Uptown, like so many neighborhoods across the country, have lost so much “affordable” and even extremely low-income rooms that could at least put a roof over someone’s head. So many low-income buildings have been sold to private developers who have turned so many structures into high-priced condos, or lofts, or high-rent apartments. Mills pointed out that we must not “lay-down” and let this happen. He said we must continue to advocate for the homeless and that getting behind this “Tiny House” movement is definitely a welcome addition to fight and the right to be “housed.”

Not surprisingly, I would agree wholeheartedly.

The next day I was walking to the store when I passed the old Stewart School building—a former elementary school building in Uptown. It had been closed down for a few years with “some” debate over what should the building should be use for. During last summer, the school’s “front yard” was filled with tents of “real people”… until they were evicted from the property. And now, we see the reason. The former Stewart school is being transformed into “Stewart School” lofts. And they might even available later this year.

I guess it’s not too hard to see where our priorities are.

Where are all these folks who’ve called “Uptown” home for so long going to go? Somehow, I don’t think they’ll be checking out the lofts at Stewart school.

Pray for more “housing” —any kind of housing. Pray for this Tiny House Movement. Pray for the souls left out on the street. Pray for our hearts to be moved —and continue to be moved—to do all that we can to help these folks. Why? Because like the billboard says, “Being homeless, it’s worse than you think.”

Thanks, Chris.

Be sure to Join the Jesus In The Least Facebook Group!
https://www.facebook.com/groups/JesusInTheLeast

Order ‘Discovering Jesus in the Least’ at WestBow

Order ‘Discovering Jesus in the Least’ at Amazon

By |2018-01-29T09:27:16+00:00January 29th, 2018|General|0 Comments

About the Author:

Chris Ramsey has been a member of the Jesus People U.S.A. community in Chicago since 1975. Throughout those 40 years, Ramsey has been involved in evangelism, writing, interviewing, and serving the poor. He’s also a kind of “crazy” character who’s constantly asking himself, “Where do I fit in”? For the past 25 years, Chris has discovered that his role in serving the homeless and the poor at Cornerstone Community Outreach (CCO), seems to fit him quite nicely.

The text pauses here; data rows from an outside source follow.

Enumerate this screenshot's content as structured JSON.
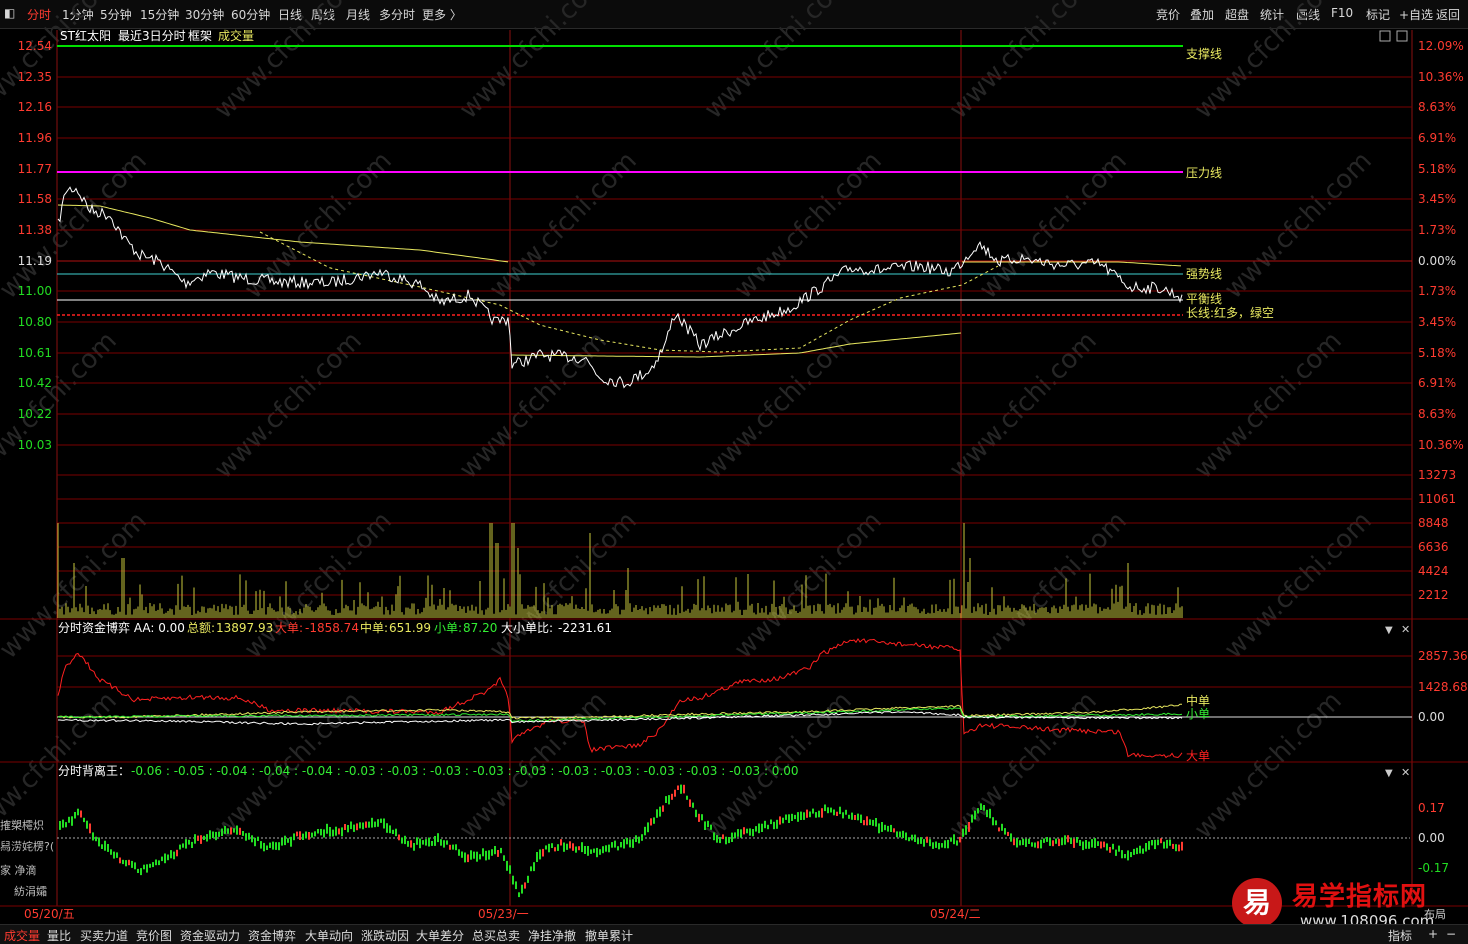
{
  "toolbar": {
    "left_items": [
      "分时",
      "1分钟",
      "5分钟",
      "15分钟",
      "30分钟",
      "60分钟",
      "日线",
      "周线",
      "月线",
      "多分时",
      "更多 〉"
    ],
    "active_index": 0,
    "right_items": [
      "竞价",
      "叠加",
      "超盘",
      "统计",
      "画线",
      "F10",
      "标记",
      "+自选",
      "返回"
    ]
  },
  "main_chart": {
    "title": "ST红太阳",
    "subtitle": "最近3日分时",
    "frame_label": "框架",
    "volume_label": "成交量",
    "price_ticks": [
      "12.54",
      "12.35",
      "12.16",
      "11.96",
      "11.77",
      "11.58",
      "11.38",
      "11.19",
      "11.00",
      "10.80",
      "10.61",
      "10.42",
      "10.22",
      "10.03"
    ],
    "pct_ticks": [
      "12.09%",
      "10.36%",
      "8.63%",
      "6.91%",
      "5.18%",
      "3.45%",
      "1.73%",
      "0.00%",
      "1.73%",
      "3.45%",
      "5.18%",
      "6.91%",
      "8.63%",
      "10.36%"
    ],
    "volume_ticks": [
      "13273",
      "11061",
      "8848",
      "6636",
      "4424",
      "2212"
    ],
    "line_labels": {
      "support": "支撑线",
      "pressure": "压力线",
      "strong": "强势线",
      "balance": "平衡线",
      "long": "长线:红多，绿空"
    },
    "date_labels": [
      "05/20/五",
      "05/23/一",
      "05/24/二"
    ]
  },
  "capital_panel": {
    "title": "分时资金博弈 AA: 0.00",
    "total_label": "总额:",
    "total_value": "13897.93",
    "large_label": "大单:",
    "large_value": "-1858.74",
    "mid_label": "中单:",
    "mid_value": "651.99",
    "small_label": "小单:",
    "small_value": "87.20",
    "ratio_label": "大小单比:",
    "ratio_value": "-2231.61",
    "ticks": [
      "2857.36",
      "1428.68",
      "0.00"
    ],
    "series_labels": {
      "mid": "中单",
      "small": "小单",
      "large": "大单"
    }
  },
  "divergence_panel": {
    "title": "分时背离王：",
    "values": "-0.06 : -0.05 : -0.04 : -0.04 : -0.04 : -0.03 : -0.03 : -0.03 : -0.03 : -0.03 : -0.03 : -0.03 : -0.03 : -0.03 : -0.03 : 0.00",
    "ticks": [
      "0.17",
      "0.00",
      "-0.17"
    ],
    "side_garbled": [
      "搉槊樗炽",
      "舄涝姹楞?(",
      "家  净滴",
      "紡涓孀"
    ]
  },
  "bottom_tabs": [
    "成交量",
    "量比",
    "买卖力道",
    "竞价图",
    "资金驱动力",
    "资金博弈",
    "大单动向",
    "涨跌动因",
    "大单差分",
    "总买总卖",
    "净挂净撤",
    "撤单累计"
  ],
  "bottom_active": 0,
  "bottom_right": {
    "indicator": "指标",
    "layout": "布局"
  },
  "watermark": "www.cfchi.com",
  "logo": {
    "badge": "易",
    "title": "易学指标网",
    "url": "www.108096.com"
  },
  "colors": {
    "up": "#ff3b30",
    "down": "#22dd22",
    "support": "#00e000",
    "pressure": "#ff00ff",
    "strong": "#40d0d0",
    "balance": "#ffffff",
    "long": "#ff2020",
    "grid": "#7a0000",
    "price": "#ffffff",
    "avg": "#e8e860",
    "volume": "#c8c83c",
    "mid": "#e8e860",
    "small": "#33ee33",
    "large": "#ff2020"
  }
}
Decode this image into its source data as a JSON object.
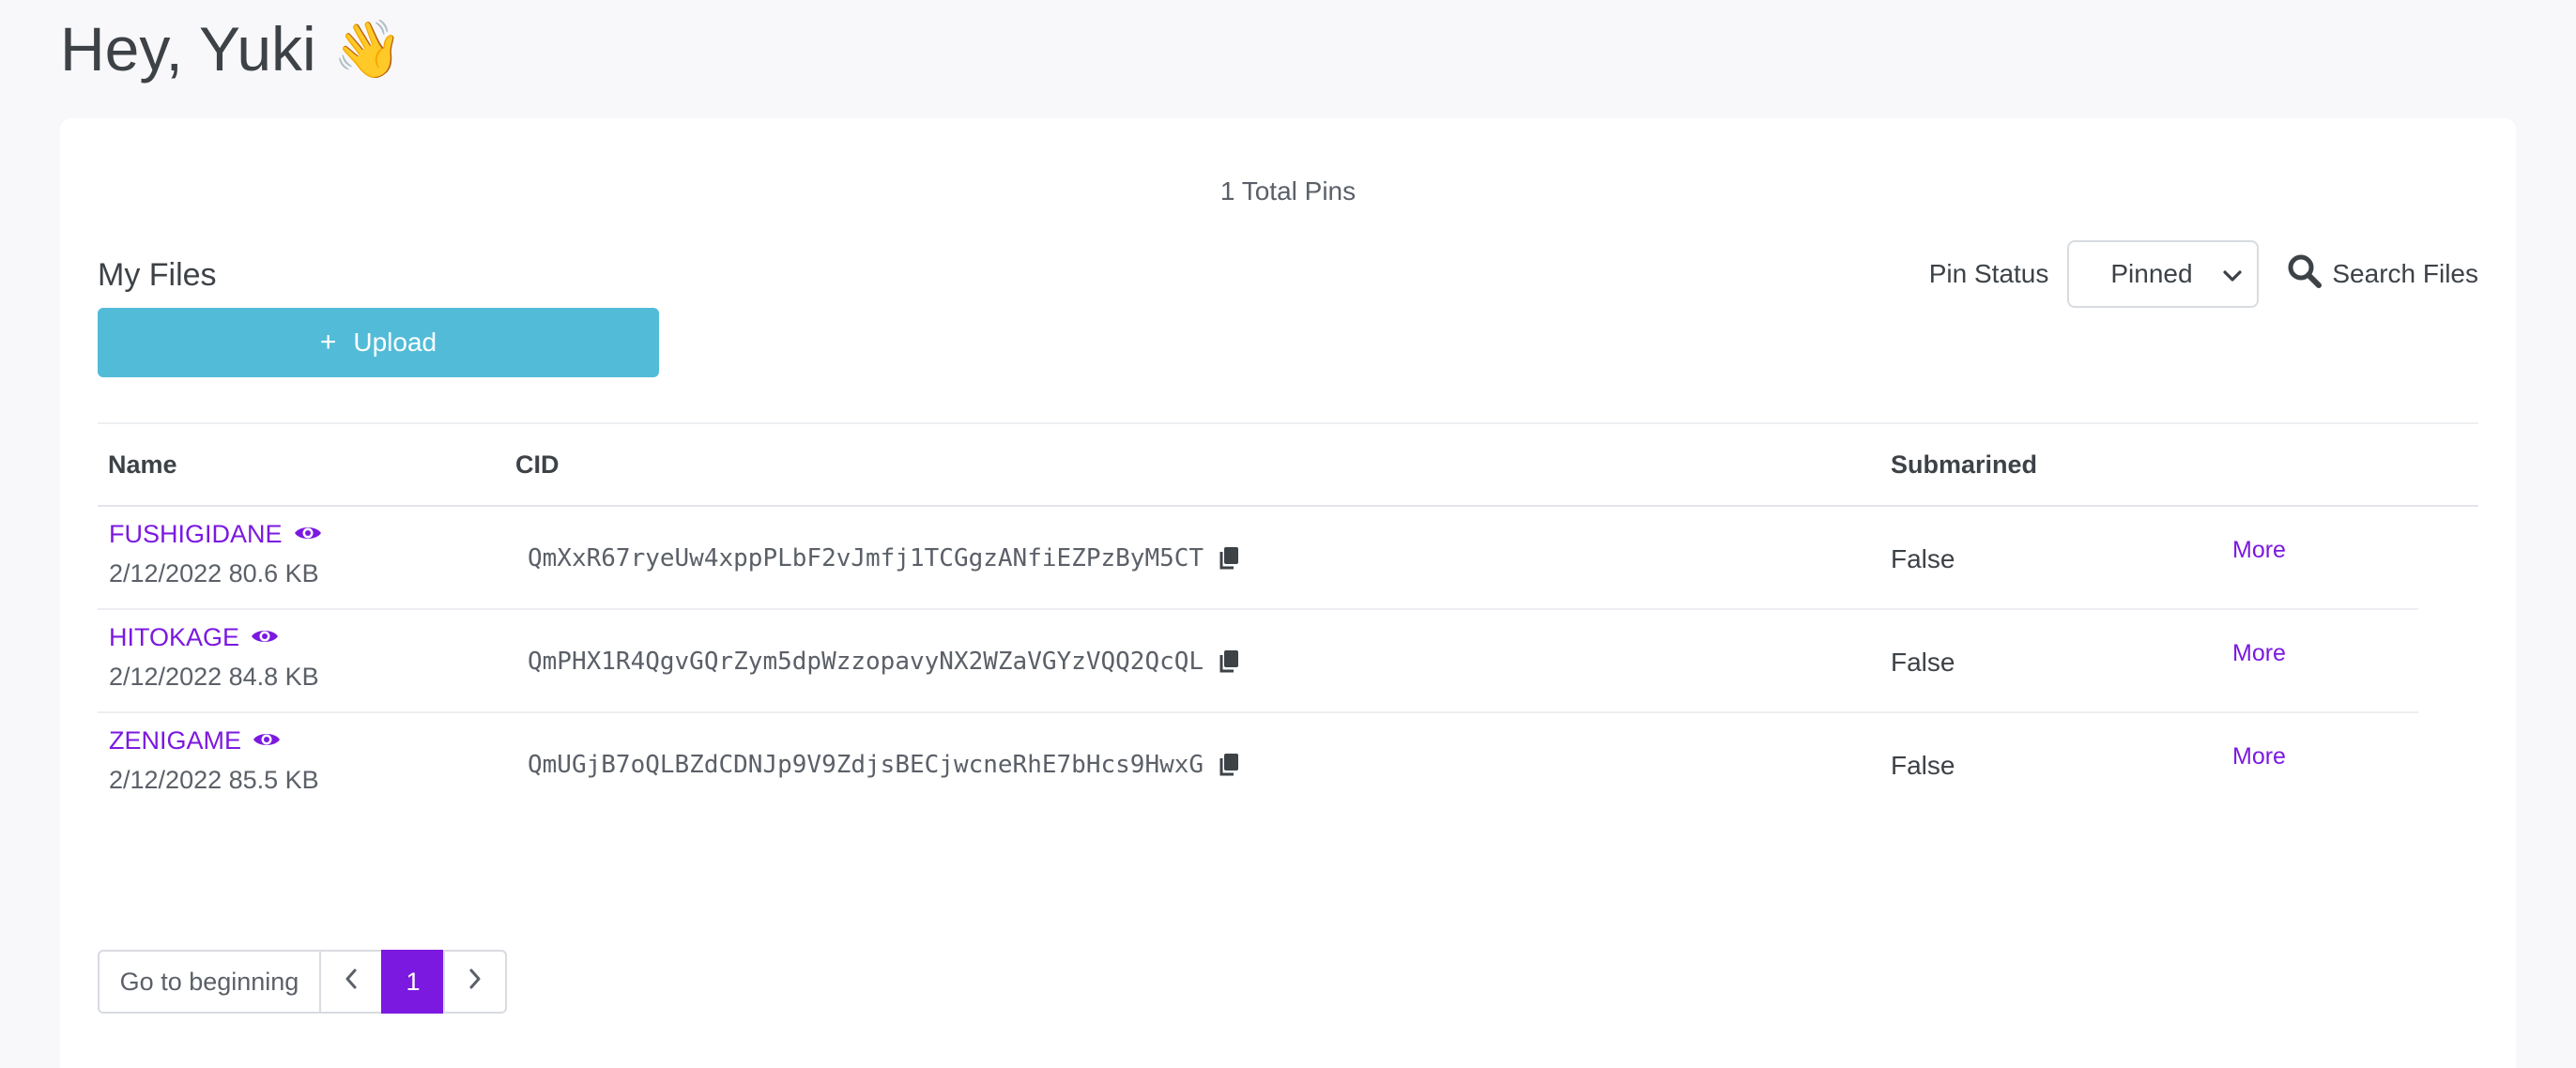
{
  "greeting": {
    "text": "Hey, Yuki",
    "emoji": "👋"
  },
  "summary": {
    "total_pins": "1 Total Pins"
  },
  "files_section": {
    "title": "My Files",
    "upload_label": "Upload",
    "pin_status_label": "Pin Status",
    "pin_status_value": "Pinned",
    "search_label": "Search Files"
  },
  "table": {
    "headers": {
      "name": "Name",
      "cid": "CID",
      "submarined": "Submarined"
    },
    "rows": [
      {
        "name": "FUSHIGIDANE",
        "meta": "2/12/2022 80.6 KB",
        "cid": "QmXxR67ryeUw4xppPLbF2vJmfj1TCGgzANfiEZPzByM5CT",
        "submarined": "False",
        "action": "More"
      },
      {
        "name": "HITOKAGE",
        "meta": "2/12/2022 84.8 KB",
        "cid": "QmPHX1R4QgvGQrZym5dpWzzopavyNX2WZaVGYzVQQ2QcQL",
        "submarined": "False",
        "action": "More"
      },
      {
        "name": "ZENIGAME",
        "meta": "2/12/2022 85.5 KB",
        "cid": "QmUGjB7oQLBZdCDNJp9V9ZdjsBECjwcneRhE7bHcs9HwxG",
        "submarined": "False",
        "action": "More"
      }
    ]
  },
  "pagination": {
    "first_label": "Go to beginning",
    "current_page": "1"
  },
  "colors": {
    "accent": "#7b19e0",
    "upload_button": "#52bcd8",
    "background": "#f8f8fa"
  },
  "icons": {
    "preview": "eye-icon",
    "copy": "copy-icon",
    "search": "search-icon",
    "prev": "chevron-left-icon",
    "next": "chevron-right-icon",
    "dropdown": "chevron-down-icon"
  }
}
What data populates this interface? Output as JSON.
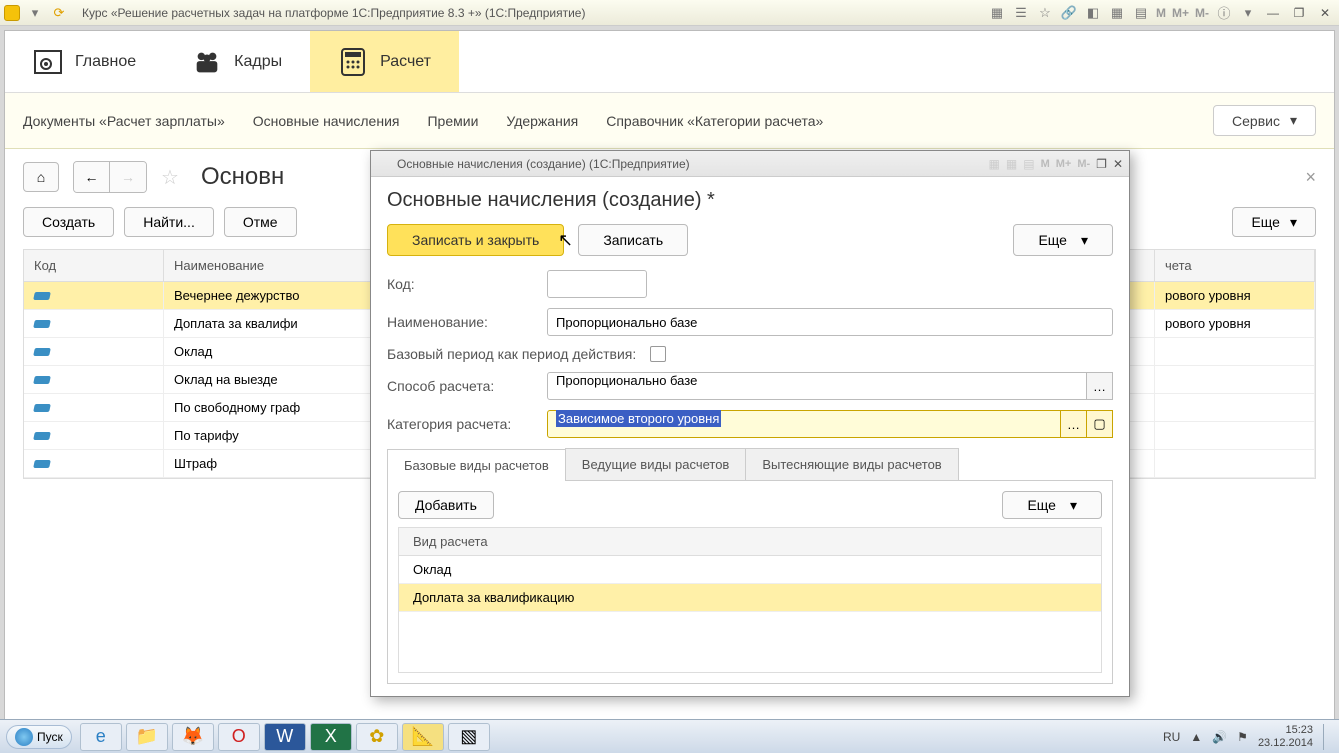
{
  "titlebar": {
    "title": "Курс «Решение расчетных задач на платформе 1С:Предприятие 8.3 +»  (1С:Предприятие)"
  },
  "mainTabs": {
    "home": "Главное",
    "hr": "Кадры",
    "calc": "Расчет"
  },
  "subnav": {
    "docs": "Документы «Расчет зарплаты»",
    "basic": "Основные начисления",
    "bonuses": "Премии",
    "deductions": "Удержания",
    "catalog": "Справочник «Категории расчета»",
    "service": "Сервис"
  },
  "page": {
    "title": "Основн",
    "create": "Создать",
    "find": "Найти...",
    "cancel": "Отме",
    "more": "Еще"
  },
  "bgTable": {
    "col1": "Код",
    "col2": "Наименование",
    "col3": "чета",
    "rows": [
      {
        "name": "Вечернее дежурство",
        "cat": "рового уровня"
      },
      {
        "name": "Доплата за квалифи",
        "cat": "рового уровня"
      },
      {
        "name": "Оклад",
        "cat": ""
      },
      {
        "name": "Оклад на выезде",
        "cat": ""
      },
      {
        "name": "По свободному граф",
        "cat": ""
      },
      {
        "name": "По тарифу",
        "cat": ""
      },
      {
        "name": "Штраф",
        "cat": ""
      }
    ]
  },
  "modal": {
    "windowTitle": "Основные начисления (создание)  (1С:Предприятие)",
    "heading": "Основные начисления (создание) *",
    "saveClose": "Записать и закрыть",
    "save": "Записать",
    "more": "Еще",
    "fields": {
      "codeLabel": "Код:",
      "codeValue": "",
      "nameLabel": "Наименование:",
      "nameValue": "Пропорционально базе",
      "basePeriodLabel": "Базовый период как период действия:",
      "methodLabel": "Способ расчета:",
      "methodValue": "Пропорционально базе",
      "categoryLabel": "Категория расчета:",
      "categoryValue": "Зависимое второго уровня"
    },
    "tabs": {
      "t1": "Базовые виды расчетов",
      "t2": "Ведущие виды расчетов",
      "t3": "Вытесняющие виды расчетов"
    },
    "tabContent": {
      "add": "Добавить",
      "more": "Еще",
      "header": "Вид расчета",
      "rows": [
        "Оклад",
        "Доплата за квалификацию"
      ]
    }
  },
  "taskbar": {
    "start": "Пуск",
    "lang": "RU",
    "time": "15:23",
    "date": "23.12.2014"
  }
}
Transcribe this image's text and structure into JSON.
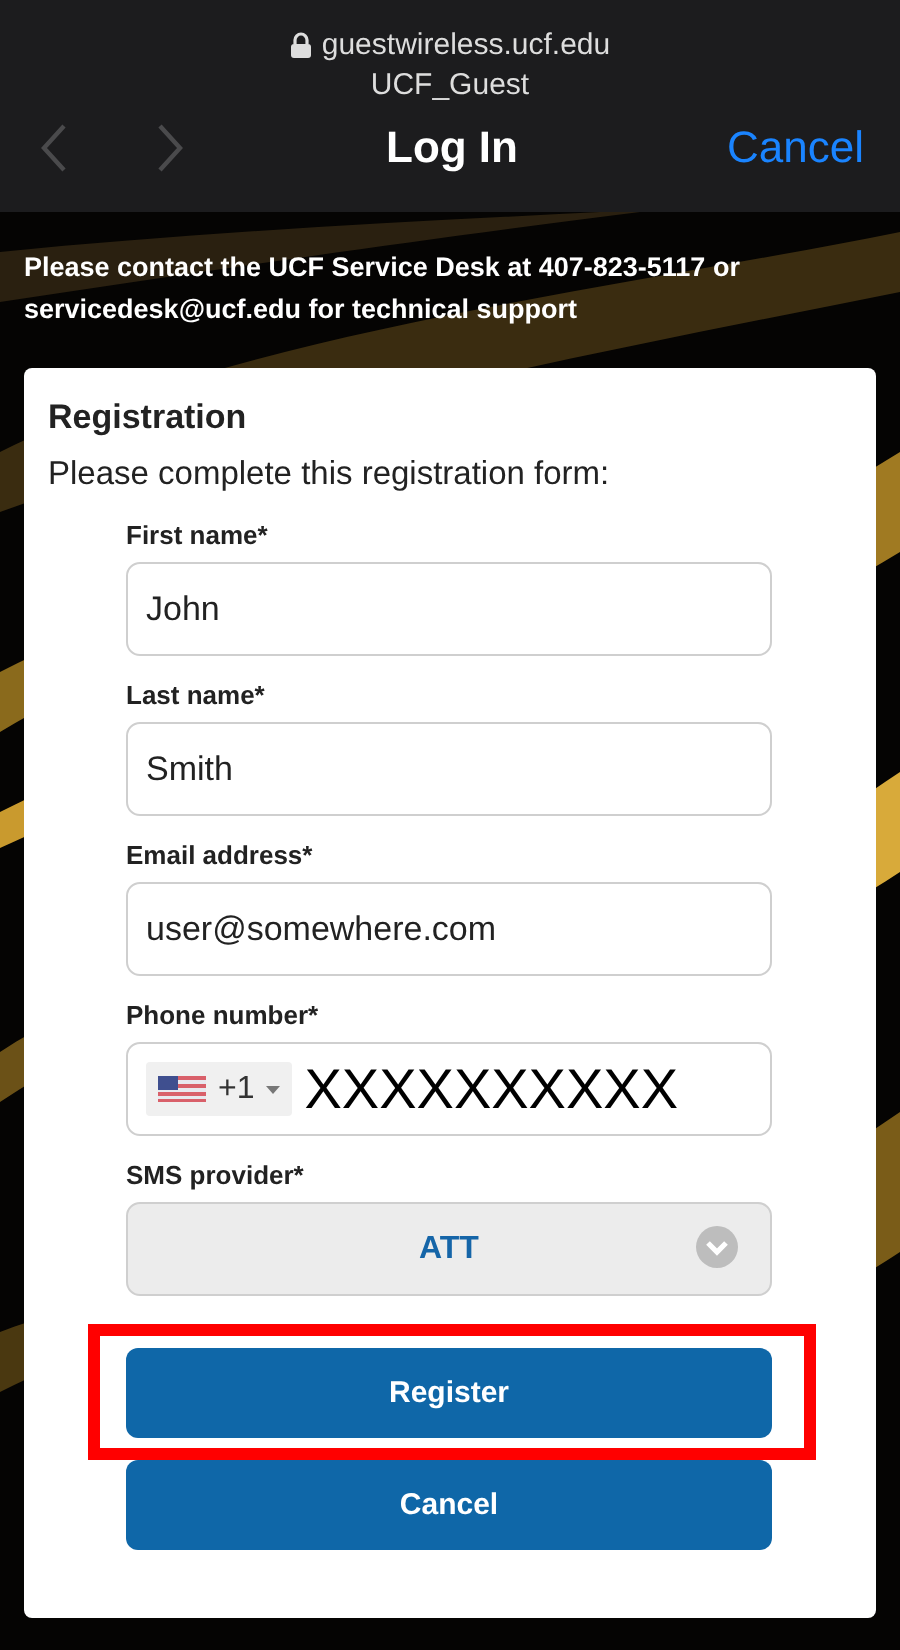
{
  "browser_bar": {
    "domain": "guestwireless.ucf.edu",
    "network": "UCF_Guest",
    "title": "Log In",
    "back_disabled": true,
    "forward_disabled": true,
    "cancel": "Cancel"
  },
  "notice": "Please contact the UCF Service Desk at 407-823-5117 or servicedesk@ucf.edu for technical support",
  "form": {
    "title": "Registration",
    "subtitle": "Please complete this registration form:",
    "fields": [
      {
        "kind": "text",
        "label": "First name*",
        "value": "John"
      },
      {
        "kind": "text",
        "label": "Last name*",
        "value": "Smith"
      },
      {
        "kind": "text",
        "label": "Email address*",
        "value": "user@somewhere.com"
      },
      {
        "kind": "phone",
        "label": "Phone number*",
        "country_code": "+1",
        "value": "XXXXXXXXXX"
      },
      {
        "kind": "select",
        "label": "SMS provider*",
        "value": "ATT"
      }
    ],
    "buttons": [
      {
        "label": "Register",
        "highlighted": true
      },
      {
        "label": "Cancel",
        "highlighted": false
      }
    ]
  }
}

He is happily married to Sandy Ramsey, the executive director of CCO, and has two adult sons, Christopher and Jonathan.